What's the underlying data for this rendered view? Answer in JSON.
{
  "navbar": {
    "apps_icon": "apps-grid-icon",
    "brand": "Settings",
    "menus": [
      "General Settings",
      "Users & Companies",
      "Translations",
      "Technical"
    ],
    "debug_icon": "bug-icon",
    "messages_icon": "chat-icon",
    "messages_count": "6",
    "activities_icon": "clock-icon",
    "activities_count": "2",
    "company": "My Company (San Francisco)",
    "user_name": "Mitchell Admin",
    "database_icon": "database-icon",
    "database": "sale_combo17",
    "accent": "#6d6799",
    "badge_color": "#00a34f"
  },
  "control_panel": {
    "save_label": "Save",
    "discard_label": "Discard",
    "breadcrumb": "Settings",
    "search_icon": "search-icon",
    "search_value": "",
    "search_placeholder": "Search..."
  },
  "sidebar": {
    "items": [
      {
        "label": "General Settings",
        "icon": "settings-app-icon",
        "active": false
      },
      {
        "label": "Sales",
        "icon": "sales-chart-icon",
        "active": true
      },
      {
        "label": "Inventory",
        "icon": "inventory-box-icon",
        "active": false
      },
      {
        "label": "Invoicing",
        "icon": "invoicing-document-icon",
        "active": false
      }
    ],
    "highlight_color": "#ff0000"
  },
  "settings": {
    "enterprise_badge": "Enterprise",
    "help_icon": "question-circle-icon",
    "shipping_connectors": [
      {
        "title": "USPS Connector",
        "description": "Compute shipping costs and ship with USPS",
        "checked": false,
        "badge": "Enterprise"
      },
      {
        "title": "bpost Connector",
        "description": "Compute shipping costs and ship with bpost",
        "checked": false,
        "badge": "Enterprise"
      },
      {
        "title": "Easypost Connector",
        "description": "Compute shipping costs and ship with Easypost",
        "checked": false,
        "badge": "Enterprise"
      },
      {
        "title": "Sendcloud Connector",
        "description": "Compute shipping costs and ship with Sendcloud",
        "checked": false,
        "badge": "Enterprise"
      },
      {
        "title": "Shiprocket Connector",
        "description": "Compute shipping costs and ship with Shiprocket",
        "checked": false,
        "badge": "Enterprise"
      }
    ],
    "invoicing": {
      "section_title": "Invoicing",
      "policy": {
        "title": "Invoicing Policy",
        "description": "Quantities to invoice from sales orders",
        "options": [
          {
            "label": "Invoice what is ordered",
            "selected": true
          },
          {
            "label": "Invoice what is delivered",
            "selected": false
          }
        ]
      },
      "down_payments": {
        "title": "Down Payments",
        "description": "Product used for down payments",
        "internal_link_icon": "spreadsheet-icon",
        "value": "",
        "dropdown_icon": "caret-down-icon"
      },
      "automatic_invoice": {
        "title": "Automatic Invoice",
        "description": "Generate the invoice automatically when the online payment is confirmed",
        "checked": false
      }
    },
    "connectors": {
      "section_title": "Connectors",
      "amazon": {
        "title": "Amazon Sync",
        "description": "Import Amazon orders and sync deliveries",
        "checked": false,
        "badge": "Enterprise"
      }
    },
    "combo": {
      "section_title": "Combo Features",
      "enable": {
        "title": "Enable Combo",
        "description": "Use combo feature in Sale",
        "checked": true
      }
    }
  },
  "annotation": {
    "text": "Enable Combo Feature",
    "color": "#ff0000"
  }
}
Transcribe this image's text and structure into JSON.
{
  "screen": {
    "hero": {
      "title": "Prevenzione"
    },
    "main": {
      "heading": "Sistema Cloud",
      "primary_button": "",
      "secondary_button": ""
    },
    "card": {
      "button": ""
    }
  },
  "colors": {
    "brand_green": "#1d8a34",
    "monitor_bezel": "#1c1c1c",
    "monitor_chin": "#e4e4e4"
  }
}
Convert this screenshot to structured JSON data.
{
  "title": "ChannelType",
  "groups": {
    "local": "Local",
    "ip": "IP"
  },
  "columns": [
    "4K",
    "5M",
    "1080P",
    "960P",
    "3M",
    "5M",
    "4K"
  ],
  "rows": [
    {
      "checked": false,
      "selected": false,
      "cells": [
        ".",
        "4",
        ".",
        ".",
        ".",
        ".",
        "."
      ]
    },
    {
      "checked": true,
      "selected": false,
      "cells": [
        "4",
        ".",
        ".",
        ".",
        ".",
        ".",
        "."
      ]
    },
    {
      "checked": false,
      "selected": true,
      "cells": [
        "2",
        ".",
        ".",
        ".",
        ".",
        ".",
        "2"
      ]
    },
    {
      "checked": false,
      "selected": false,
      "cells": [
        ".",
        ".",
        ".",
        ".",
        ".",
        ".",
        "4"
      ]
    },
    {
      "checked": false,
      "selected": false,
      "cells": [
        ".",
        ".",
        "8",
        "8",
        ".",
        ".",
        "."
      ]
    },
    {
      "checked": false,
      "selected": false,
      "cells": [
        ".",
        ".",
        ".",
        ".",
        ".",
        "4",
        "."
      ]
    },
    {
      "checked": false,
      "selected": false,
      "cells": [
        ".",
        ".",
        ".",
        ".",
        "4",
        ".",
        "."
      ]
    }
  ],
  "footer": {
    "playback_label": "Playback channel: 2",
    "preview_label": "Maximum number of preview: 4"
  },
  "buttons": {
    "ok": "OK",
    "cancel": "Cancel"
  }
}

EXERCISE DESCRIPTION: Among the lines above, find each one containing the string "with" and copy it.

YOUR SOLUTION:
        "description": "Compute shipping costs and ship with USPS",
        "description": "Compute shipping costs and ship with bpost",
        "description": "Compute shipping costs and ship with Easypost",
        "description": "Compute shipping costs and ship with Sendcloud",
        "description": "Compute shipping costs and ship with Shiprocket",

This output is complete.